The scrip ended the day at Rs 296.55 on the BSE, down R3.55, or 1.18%, from the previous close. In the last two days, the stock has declined nearly 4.2% with over 1.02 crore shares exchanging hands on the BSE and the NSE. In the last one month, the combined average daily volume in CIL stood at 31.96 lakh shares.
Experts say the stock is likely to remain under pressure over the near-to-medium term due to poor operational show as well as the disinvestment overhang, despite the recent price hike and signing of new fuel-supply agreements (FSAs). For instance, US-based financial services firm Morgan Stanley on Tuesday cut its price target to R396 per share (earlier R415), further stating that offer-for-sale remains the near-term deterrent for the stock.
Last week, Religare downgraded CIL to hold from buy due to limited upside potential. The brokerage also expects cost pressures to cap profitability over FY14e/FY15e, even as the company appears to be on track and meet production estimates for FY14e. Two more brokerage firms Edelweiss and Centrum had recently cut their earnings estimates and price targets on the stock on similar grounds.
The stock has underperformed benchmark indices since the start of CY13. Bloomberg data shows, the stock has given year-to-date (YTD) returns of -16.5% compared with +2.9% to that of the 30-share benchmark sensex.
Interestingly, institutional investors marginally raised their stake in CIL during the three months ended September 2013. Exchange data show FIIs now own 5.51% of the total CIL shares, up 0.16 percentage points from the previous quarter, whereas holding of domestic institutional investors (DIIs) has increased 0.04 percentage points to 2.34% of the total shares in the previous quarter.
The government is relying heavily on CIL to meet its FY14 disinvestment target of R40,000 crore. So far, the exchequer has garnered only R1,300 crore by selling stake in six public sector companies Hindustan Copper, MMTC, National Fertilizers, Neyveli Lignite, STC, and ITDC.

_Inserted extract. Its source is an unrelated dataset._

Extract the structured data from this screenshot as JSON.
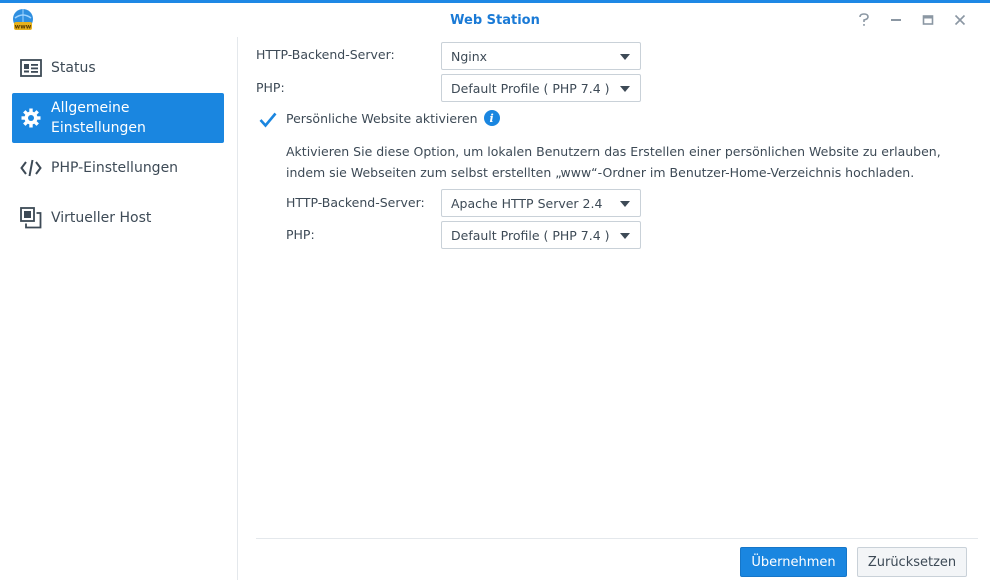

The governments proposal to sell 5% stake in the company has attracted strong opposition from the workers union. In the light of the current situation, the Centre is of the view that a share buyback by CIL may be a more palatable option for the workers' union as it does not involve any transfer of shares to outsiders. Data show CIL has the highest cash reserve of about R62,000 crore among all PSUs.